There was Mary Hiatt, whom was herself abandoned in Korea as a baby but later adopted by a loving couple that is loving her from Heaven, watching her establish a foster care and adoption support network of other families. 

There was Trooper Sanders who remembered the family that cared for him when his parents couldn't, and now, because of their support, he is slogging away in political seats in Washington, making history in his own way as the founder of Wise Whisper.

There was Ta'sheema Jones-Murray, whom had lived through far more pain and misery than I could ever imagine in foster and adoptive care, but whom also has grabbed her future by the horns and held on - riding right into the next phase of life with her graduation from Ferris State University this month. 

There was Pastor Christopher Brooks with his wife, adopting three children and never having their own, and now, encouraging his ministry to love the fatherless and motherless.

There was Beth Harris, choking back tears at how the North Ridge Church body of members has made Foster Care and Adoption ministry a mainstay at their church.

There was Tennison Barry of Foster Hope, giving feedback about what churches and faith communities can do for the children and families that need them so desperately.

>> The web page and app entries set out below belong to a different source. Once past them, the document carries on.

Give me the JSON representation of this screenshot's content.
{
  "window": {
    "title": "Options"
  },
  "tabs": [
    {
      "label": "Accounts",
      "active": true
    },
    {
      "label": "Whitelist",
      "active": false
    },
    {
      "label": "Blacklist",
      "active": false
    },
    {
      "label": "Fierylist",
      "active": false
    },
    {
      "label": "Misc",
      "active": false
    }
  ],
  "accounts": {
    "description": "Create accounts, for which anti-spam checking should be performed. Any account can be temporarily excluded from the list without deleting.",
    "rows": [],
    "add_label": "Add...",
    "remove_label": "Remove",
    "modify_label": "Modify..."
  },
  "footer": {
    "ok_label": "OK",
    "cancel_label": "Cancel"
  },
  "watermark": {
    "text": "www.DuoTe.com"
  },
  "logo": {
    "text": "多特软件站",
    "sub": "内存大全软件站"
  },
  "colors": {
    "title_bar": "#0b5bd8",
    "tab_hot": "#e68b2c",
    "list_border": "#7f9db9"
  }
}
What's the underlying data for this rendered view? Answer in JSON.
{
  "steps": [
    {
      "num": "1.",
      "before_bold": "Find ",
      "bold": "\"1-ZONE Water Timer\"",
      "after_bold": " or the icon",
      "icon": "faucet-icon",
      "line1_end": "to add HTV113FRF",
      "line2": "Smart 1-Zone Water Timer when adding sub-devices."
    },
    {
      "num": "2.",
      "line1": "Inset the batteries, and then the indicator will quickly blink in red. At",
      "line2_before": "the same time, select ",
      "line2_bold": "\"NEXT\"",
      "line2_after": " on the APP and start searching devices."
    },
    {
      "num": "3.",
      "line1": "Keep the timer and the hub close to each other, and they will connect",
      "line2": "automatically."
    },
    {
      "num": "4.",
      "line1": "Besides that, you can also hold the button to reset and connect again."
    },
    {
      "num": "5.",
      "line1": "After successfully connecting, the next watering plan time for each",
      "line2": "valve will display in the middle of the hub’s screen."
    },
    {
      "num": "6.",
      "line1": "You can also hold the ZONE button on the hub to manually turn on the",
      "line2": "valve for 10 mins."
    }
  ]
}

There was the President and Chief Executive Officer of Foster Care and Adoption Navigators, Michigan Adoption Resource Exchange, and the Heart Gallery - doing great work but most of all loving a girl named Ta'Sheema, whom will be walking across the Ferris State stage to receive her diploma...her family is his family.

All these people reminding me, like God reminded Elijah, that the vision is always much bigger than the problem.  It is always much bigger than any of us.  And thank God for that...that He works on a grander scale...